Instead, LEC makes a LowEndMap<K, V> an subinterface of Iterable<LowEndMap.Entry<K, V>>, so maps can be iterated as if they were collections of mappings.

Entries are simplified as well, so no setValue is available. NOTE: This may change in the future, as I think setValue is a nice way of modifying a mapping as it's iterated.

Shared Iterators

In LEC, there are two ways of getting an iterator from a collection or a map: iterator() and newIterator().

The newIterator method is the equivalent of the JCF iterator: It returns a newly allocated iterator that nobody else will get, and will be GC'd when you stop using it. In the case of maps, these iterators will also return newly allocated entries.

The iterator method, however, returns a shared or cached iterator. That is, multiple invocations of iterator will keep returning the same iterator(s) again and again, properly resetted so you don't really notice or care about it. There are some implications on this approach:

  • You can't nest loops more times that iterators are cached. For example, suppose coll is a collection that keeps only one iterator.

    // Calls iterator() on coll to return a new iterator
    for (Object elem1 : coll) {
        // Calls iterator() on coll and returns *THE SAME* iterator
        for (Object elem2 : coll) {
            // Some code

    This code is supposed to iterate the collection by getting every two-element combination possible. And in fact, it would if it either was a normal JCF collection or the collection had kept more than one iterator.

    Instead, that code works as follows:
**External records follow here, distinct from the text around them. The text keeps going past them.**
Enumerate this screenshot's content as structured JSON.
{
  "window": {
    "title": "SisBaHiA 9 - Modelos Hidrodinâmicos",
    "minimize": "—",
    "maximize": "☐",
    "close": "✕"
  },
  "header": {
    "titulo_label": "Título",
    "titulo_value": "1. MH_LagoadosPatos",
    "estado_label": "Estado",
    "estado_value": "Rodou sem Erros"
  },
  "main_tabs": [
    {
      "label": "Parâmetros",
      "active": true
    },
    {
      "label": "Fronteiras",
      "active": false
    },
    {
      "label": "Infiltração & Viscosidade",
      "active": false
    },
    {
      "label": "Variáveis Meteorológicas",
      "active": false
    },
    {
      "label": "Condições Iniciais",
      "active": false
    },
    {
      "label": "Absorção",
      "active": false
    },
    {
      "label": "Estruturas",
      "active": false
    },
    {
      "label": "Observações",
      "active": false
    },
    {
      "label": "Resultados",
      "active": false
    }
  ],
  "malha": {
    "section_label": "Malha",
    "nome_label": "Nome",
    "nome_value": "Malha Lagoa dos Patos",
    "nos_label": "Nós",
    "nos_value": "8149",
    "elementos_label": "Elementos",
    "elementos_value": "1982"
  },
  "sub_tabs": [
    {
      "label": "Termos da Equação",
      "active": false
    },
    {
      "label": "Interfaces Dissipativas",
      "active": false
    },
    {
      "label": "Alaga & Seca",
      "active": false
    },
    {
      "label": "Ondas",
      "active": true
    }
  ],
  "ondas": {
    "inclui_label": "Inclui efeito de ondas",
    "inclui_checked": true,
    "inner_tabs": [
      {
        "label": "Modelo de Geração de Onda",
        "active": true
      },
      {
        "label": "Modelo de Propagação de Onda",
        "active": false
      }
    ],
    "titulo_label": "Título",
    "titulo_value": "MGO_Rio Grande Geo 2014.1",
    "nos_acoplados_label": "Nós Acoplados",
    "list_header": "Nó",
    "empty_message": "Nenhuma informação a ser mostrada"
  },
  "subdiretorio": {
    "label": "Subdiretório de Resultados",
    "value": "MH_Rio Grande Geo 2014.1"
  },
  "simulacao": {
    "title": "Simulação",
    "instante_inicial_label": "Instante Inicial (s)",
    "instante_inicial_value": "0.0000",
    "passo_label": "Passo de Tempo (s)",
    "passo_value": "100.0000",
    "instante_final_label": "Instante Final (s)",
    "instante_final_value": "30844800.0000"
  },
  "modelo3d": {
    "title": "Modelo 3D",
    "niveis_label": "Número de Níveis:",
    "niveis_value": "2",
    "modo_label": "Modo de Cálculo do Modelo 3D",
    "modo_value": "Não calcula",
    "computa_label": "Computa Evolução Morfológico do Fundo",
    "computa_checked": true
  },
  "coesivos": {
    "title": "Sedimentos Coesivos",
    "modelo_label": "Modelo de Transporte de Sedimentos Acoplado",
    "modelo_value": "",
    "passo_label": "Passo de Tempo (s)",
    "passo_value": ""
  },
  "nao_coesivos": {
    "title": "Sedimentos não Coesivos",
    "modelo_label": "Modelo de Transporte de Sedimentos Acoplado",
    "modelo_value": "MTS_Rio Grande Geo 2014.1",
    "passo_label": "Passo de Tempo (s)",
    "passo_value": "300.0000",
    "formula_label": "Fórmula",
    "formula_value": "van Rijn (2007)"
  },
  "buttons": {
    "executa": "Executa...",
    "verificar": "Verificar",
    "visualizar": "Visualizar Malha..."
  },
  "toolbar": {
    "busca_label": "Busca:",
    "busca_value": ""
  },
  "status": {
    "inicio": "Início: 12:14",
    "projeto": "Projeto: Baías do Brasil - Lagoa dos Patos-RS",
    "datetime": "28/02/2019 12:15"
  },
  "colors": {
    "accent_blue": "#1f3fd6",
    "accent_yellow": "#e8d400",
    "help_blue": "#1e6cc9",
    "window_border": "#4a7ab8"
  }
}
    • The first loop is entered. coll.iterator() is called.
    • The first iteration of the loop sets elem1 to the first element of the collection.
    • The second loop is entered. coll.iterator() is called, so the same iterator is returned and resetted.
    • The loop completes normally, elem2 has been set to every item in the collection.
    • The first loop completes immediately: The iterator hasNext() method returns false because the second loop had already exhausted the iterator.

    To avoid this, use newIterator() if you need to nest loops beyond the number of cached iterators. All implementations of LEC interfaces should state clearly how many loops can be nested. Standard implementations are implemented so that as much as 3 loops can be nested, so the above code would be correct if performed over a standard collection.

  • LowEndMap shared iterators also return shared entries. When you call next on a shared map iterator, the same object is always returned for that iterator. Hence, these entries should not be stored for future use, as they would always be the same and reference the last iterated mapping.

    Note that this behaviour is not the same for non-shared iterators. Iterators returned by LowEndMap#newIterator() return new entries, although they are not views of the mapping as in JCF maps.

  • Iterating with shared iterators, however, is not as bad as it looks. You get one advantage you need on memory-critical applications: There are no memory allocations derived from collection iteration, except for the first few ones. This can save you a few GC's per second.

Interfacing with JCF

Although Low-End Collections classes and interfaces do not directly implement or extend the JCF ones, there's still hope if you need to pass a LEC as a regular Java collection: the LowEndCollections utility class.

The LowEndCollections class offers a static method for every LEC interface that returns a regular JCF of the same kind. The wrapped collections have the following properties:

  • The iterator method of the collections returned by toJavaCollection, toJavaList and toJavaSet call the wrapped collection's newIterator method, hiding away the concept of shared iterators and letting clients use the collections as actual regular JCF collections.

  • Similarly, the listIterator method of the lists returned by toJavaList calls the wrapped list's newListIterator method.

  • If a LowEndList implements RandomAccess, the JCF List returned by toJavaList also implements RandomAccess.

  • Maps returned by toJavaMap implement their entrySets by creating an AbstractSet that returns as their iterator a wrapped version of the original map's newIterator.